— TASK PROMPT —
Output the listing below verbatim, without images.

— DATA SHOWN —
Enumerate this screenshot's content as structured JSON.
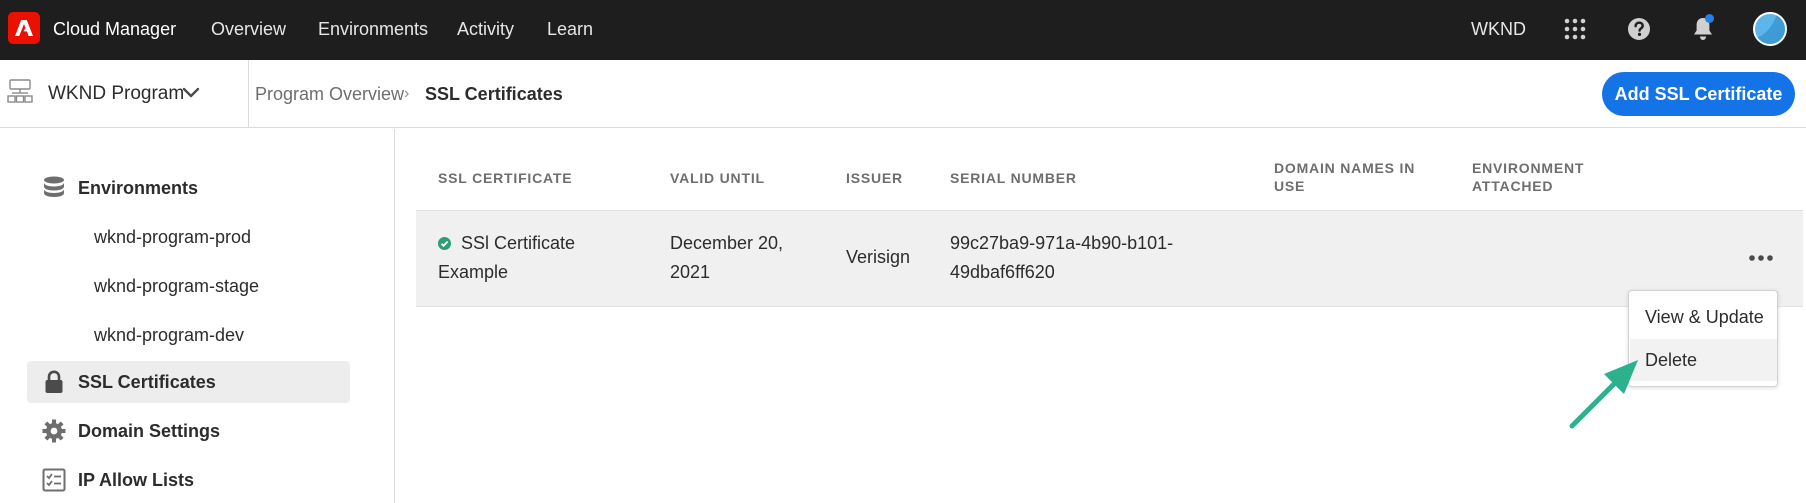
{
  "topbar": {
    "app_title": "Cloud Manager",
    "nav": [
      "Overview",
      "Environments",
      "Activity",
      "Learn"
    ],
    "org_name": "WKND",
    "icons": [
      "app-switcher-icon",
      "help-icon",
      "bell-icon"
    ],
    "notification_dot_color": "#2680eb"
  },
  "subheader": {
    "program_name": "WKND Program",
    "breadcrumb": [
      "Program Overview",
      "SSL Certificates"
    ],
    "breadcrumb_separator": "›",
    "primary_button": "Add SSL Certificate"
  },
  "sidebar": {
    "environments_label": "Environments",
    "environments": [
      "wknd-program-prod",
      "wknd-program-stage",
      "wknd-program-dev"
    ],
    "ssl_label": "SSL Certificates",
    "domain_label": "Domain Settings",
    "ip_label": "IP Allow Lists"
  },
  "table": {
    "headers": {
      "certificate": "SSL CERTIFICATE",
      "valid_until": "VALID UNTIL",
      "issuer": "ISSUER",
      "serial": "SERIAL NUMBER",
      "domains_1": "DOMAIN NAMES IN",
      "domains_2": "USE",
      "env_1": "ENVIRONMENT",
      "env_2": "ATTACHED"
    },
    "row": {
      "name_1": "SSl Certificate",
      "name_2": "Example",
      "valid_1": "December 20,",
      "valid_2": "2021",
      "issuer": "Verisign",
      "serial_1": "99c27ba9-971a-4b90-b101-",
      "serial_2": "49dbaf6ff620",
      "status_color": "#2d9d78"
    }
  },
  "menu": {
    "items": [
      "View & Update",
      "Delete"
    ]
  },
  "colors": {
    "accent": "#1473e6",
    "arrow": "#2cb18f",
    "topbar": "#1e1e1e"
  }
}
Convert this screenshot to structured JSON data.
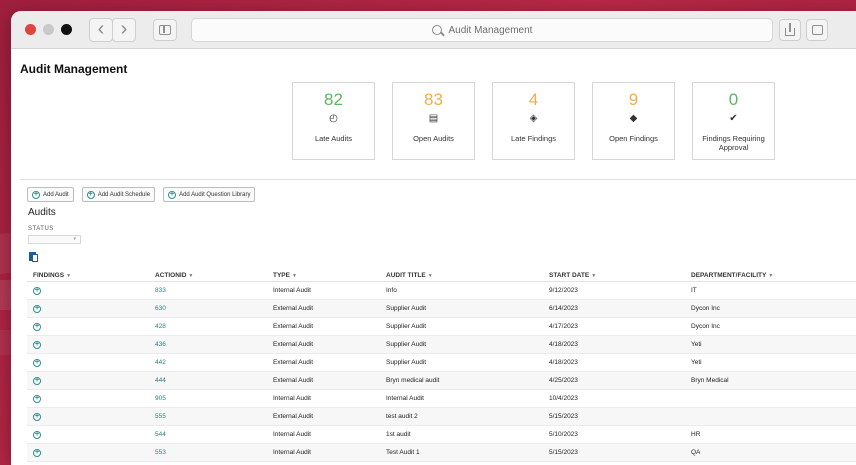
{
  "browser": {
    "address_text": "Audit Management"
  },
  "page": {
    "title": "Audit Management"
  },
  "kpis": [
    {
      "value": "82",
      "label": "Late Audits",
      "color": "#5cb85c",
      "icon": "calendar-clock-icon",
      "glyph": "◴"
    },
    {
      "value": "83",
      "label": "Open Audits",
      "color": "#f0ad4e",
      "icon": "clipboard-icon",
      "glyph": "▤"
    },
    {
      "value": "4",
      "label": "Late Findings",
      "color": "#f0ad4e",
      "icon": "findings-clock-icon",
      "glyph": "◈"
    },
    {
      "value": "9",
      "label": "Open Findings",
      "color": "#f0ad4e",
      "icon": "findings-box-icon",
      "glyph": "◆"
    },
    {
      "value": "0",
      "label": "Findings Requiring Approval",
      "color": "#5cb85c",
      "icon": "findings-check-icon",
      "glyph": "✔"
    }
  ],
  "actions": {
    "add_audit": "Add Audit",
    "add_audit_schedule": "Add Audit Schedule",
    "add_audit_question_library": "Add Audit Question Library"
  },
  "audits": {
    "section_title": "Audits",
    "status_label": "STATUS",
    "status_value": "",
    "columns": [
      "FINDINGS",
      "ACTIONID",
      "TYPE",
      "AUDIT TITLE",
      "START DATE",
      "DEPARTMENT/FACILITY"
    ],
    "rows": [
      {
        "action_id": "833",
        "type": "Internal Audit",
        "title": "Info",
        "start_date": "9/12/2023",
        "department": "IT"
      },
      {
        "action_id": "630",
        "type": "External Audit",
        "title": "Supplier Audit",
        "start_date": "6/14/2023",
        "department": "Dycon Inc"
      },
      {
        "action_id": "428",
        "type": "External Audit",
        "title": "Supplier Audit",
        "start_date": "4/17/2023",
        "department": "Dycon Inc"
      },
      {
        "action_id": "436",
        "type": "External Audit",
        "title": "Supplier Audit",
        "start_date": "4/18/2023",
        "department": "Yeti"
      },
      {
        "action_id": "442",
        "type": "External Audit",
        "title": "Supplier Audit",
        "start_date": "4/18/2023",
        "department": "Yeti"
      },
      {
        "action_id": "444",
        "type": "External Audit",
        "title": "Bryn medical audit",
        "start_date": "4/25/2023",
        "department": "Bryn Medical"
      },
      {
        "action_id": "905",
        "type": "Internal Audit",
        "title": "Internal Audit",
        "start_date": "10/4/2023",
        "department": ""
      },
      {
        "action_id": "555",
        "type": "External Audit",
        "title": "test audit 2",
        "start_date": "5/15/2023",
        "department": ""
      },
      {
        "action_id": "544",
        "type": "Internal Audit",
        "title": "1st audit",
        "start_date": "5/10/2023",
        "department": "HR"
      },
      {
        "action_id": "553",
        "type": "Internal Audit",
        "title": "Test Audit 1",
        "start_date": "5/15/2023",
        "department": "QA"
      }
    ]
  }
}
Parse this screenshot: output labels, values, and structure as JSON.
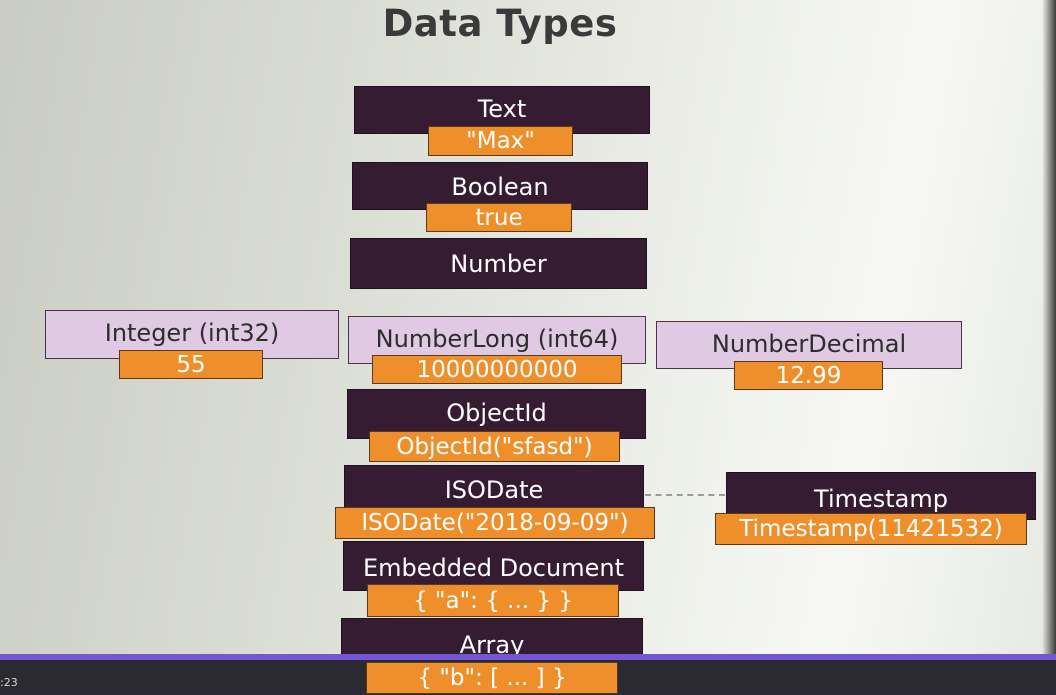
{
  "title": "Data Types",
  "boxes": {
    "text": {
      "label": "Text",
      "value": "\"Max\""
    },
    "boolean": {
      "label": "Boolean",
      "value": "true"
    },
    "number": {
      "label": "Number"
    },
    "integer": {
      "label": "Integer (int32)",
      "value": "55"
    },
    "numberlong": {
      "label": "NumberLong (int64)",
      "value": "10000000000"
    },
    "numberdecimal": {
      "label": "NumberDecimal",
      "value": "12.99"
    },
    "objectid": {
      "label": "ObjectId",
      "value": "ObjectId(\"sfasd\")"
    },
    "isodate": {
      "label": "ISODate",
      "value": "ISODate(\"2018-09-09\")"
    },
    "timestamp": {
      "label": "Timestamp",
      "value": "Timestamp(11421532)"
    },
    "embedded": {
      "label": "Embedded Document",
      "value": "{ \"a\": { ... } }"
    },
    "array": {
      "label": "Array",
      "value": "{ \"b\": [ ... ] }"
    }
  },
  "footer": {
    "corner_text": ":23"
  },
  "colors": {
    "dark_box": "#351c33",
    "light_box": "#dfc9e3",
    "value_box": "#ee8f2c",
    "accent_line": "#7355d6"
  }
}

— WORKED SOLUTION —
Enumerate this screenshot's content as structured JSON.
{
  "topbar": {
    "app_title": "Cloud Manager",
    "nav": [
      "Overview",
      "Environments",
      "Activity",
      "Learn"
    ],
    "org_name": "WKND",
    "icons": [
      "app-switcher-icon",
      "help-icon",
      "bell-icon"
    ],
    "notification_dot_color": "#2680eb"
  },
  "subheader": {
    "program_name": "WKND Program",
    "breadcrumb": [
      "Program Overview",
      "SSL Certificates"
    ],
    "breadcrumb_separator": "›",
    "primary_button": "Add SSL Certificate"
  },
  "sidebar": {
    "environments_label": "Environments",
    "environments": [
      "wknd-program-prod",
      "wknd-program-stage",
      "wknd-program-dev"
    ],
    "ssl_label": "SSL Certificates",
    "domain_label": "Domain Settings",
    "ip_label": "IP Allow Lists"
  },
  "table": {
    "headers": {
      "certificate": "SSL CERTIFICATE",
      "valid_until": "VALID UNTIL",
      "issuer": "ISSUER",
      "serial": "SERIAL NUMBER",
      "domains_1": "DOMAIN NAMES IN",
      "domains_2": "USE",
      "env_1": "ENVIRONMENT",
      "env_2": "ATTACHED"
    },
    "row": {
      "name_1": "SSl Certificate",
      "name_2": "Example",
      "valid_1": "December 20,",
      "valid_2": "2021",
      "issuer": "Verisign",
      "serial_1": "99c27ba9-971a-4b90-b101-",
      "serial_2": "49dbaf6ff620",
      "status_color": "#2d9d78"
    }
  },
  "menu": {
    "items": [
      "View & Update",
      "Delete"
    ]
  },
  "colors": {
    "accent": "#1473e6",
    "arrow": "#2cb18f",
    "topbar": "#1e1e1e"
  }
}
Convert this screenshot to structured JSON data.
{
  "browser": {
    "address_text": "Audit Management"
  },
  "page": {
    "title": "Audit Management"
  },
  "kpis": [
    {
      "value": "82",
      "label": "Late Audits",
      "color": "#5cb85c",
      "icon": "calendar-clock-icon",
      "glyph": "◴"
    },
    {
      "value": "83",
      "label": "Open Audits",
      "color": "#f0ad4e",
      "icon": "clipboard-icon",
      "glyph": "▤"
    },
    {
      "value": "4",
      "label": "Late Findings",
      "color": "#f0ad4e",
      "icon": "findings-clock-icon",
      "glyph": "◈"
    },
    {
      "value": "9",
      "label": "Open Findings",
      "color": "#f0ad4e",
      "icon": "findings-box-icon",
      "glyph": "◆"
    },
    {
      "value": "0",
      "label": "Findings Requiring Approval",
      "color": "#5cb85c",
      "icon": "findings-check-icon",
      "glyph": "✔"
    }
  ],
  "actions": {
    "add_audit": "Add Audit",
    "add_audit_schedule": "Add Audit Schedule",
    "add_audit_question_library": "Add Audit Question Library"
  },
  "audits": {
    "section_title": "Audits",
    "status_label": "STATUS",
    "status_value": "",
    "columns": [
      "FINDINGS",
      "ACTIONID",
      "TYPE",
      "AUDIT TITLE",
      "START DATE",
      "DEPARTMENT/FACILITY"
    ],
    "rows": [
      {
        "action_id": "833",
        "type": "Internal Audit",
        "title": "Info",
        "start_date": "9/12/2023",
        "department": "IT"
      },
      {
        "action_id": "630",
        "type": "External Audit",
        "title": "Supplier Audit",
        "start_date": "6/14/2023",
        "department": "Dycon Inc"
      },
      {
        "action_id": "428",
        "type": "External Audit",
        "title": "Supplier Audit",
        "start_date": "4/17/2023",
        "department": "Dycon Inc"
      },
      {
        "action_id": "436",
        "type": "External Audit",
        "title": "Supplier Audit",
        "start_date": "4/18/2023",
        "department": "Yeti"
      },
      {
        "action_id": "442",
        "type": "External Audit",
        "title": "Supplier Audit",
        "start_date": "4/18/2023",
        "department": "Yeti"
      },
      {
        "action_id": "444",
        "type": "External Audit",
        "title": "Bryn medical audit",
        "start_date": "4/25/2023",
        "department": "Bryn Medical"
      },
      {
        "action_id": "905",
        "type": "Internal Audit",
        "title": "Internal Audit",
        "start_date": "10/4/2023",
        "department": ""
      },
      {
        "action_id": "555",
        "type": "External Audit",
        "title": "test audit 2",
        "start_date": "5/15/2023",
        "department": ""
      },
      {
        "action_id": "544",
        "type": "Internal Audit",
        "title": "1st audit",
        "start_date": "5/10/2023",
        "department": "HR"
      },
      {
        "action_id": "553",
        "type": "Internal Audit",
        "title": "Test Audit 1",
        "start_date": "5/15/2023",
        "department": "QA"
      }
    ]
  }
}
Parse this screenshot: output labels, values, and structure as JSON.
{
  "title": "Data Types",
  "boxes": {
    "text": {
      "label": "Text",
      "value": "\"Max\""
    },
    "boolean": {
      "label": "Boolean",
      "value": "true"
    },
    "number": {
      "label": "Number"
    },
    "integer": {
      "label": "Integer (int32)",
      "value": "55"
    },
    "numberlong": {
      "label": "NumberLong (int64)",
      "value": "10000000000"
    },
    "numberdecimal": {
      "label": "NumberDecimal",
      "value": "12.99"
    },
    "objectid": {
      "label": "ObjectId",
      "value": "ObjectId(\"sfasd\")"
    },
    "isodate": {
      "label": "ISODate",
      "value": "ISODate(\"2018-09-09\")"
    },
    "timestamp": {
      "label": "Timestamp",
      "value": "Timestamp(11421532)"
    },
    "embedded": {
      "label": "Embedded Document",
      "value": "{ \"a\": { ... } }"
    },
    "array": {
      "label": "Array",
      "value": "{ \"b\": [ ... ] }"
    }
  },
  "footer": {
    "corner_text": ":23"
  },
  "colors": {
    "dark_box": "#351c33",
    "light_box": "#dfc9e3",
    "value_box": "#ee8f2c",
    "accent_line": "#7355d6"
  }
}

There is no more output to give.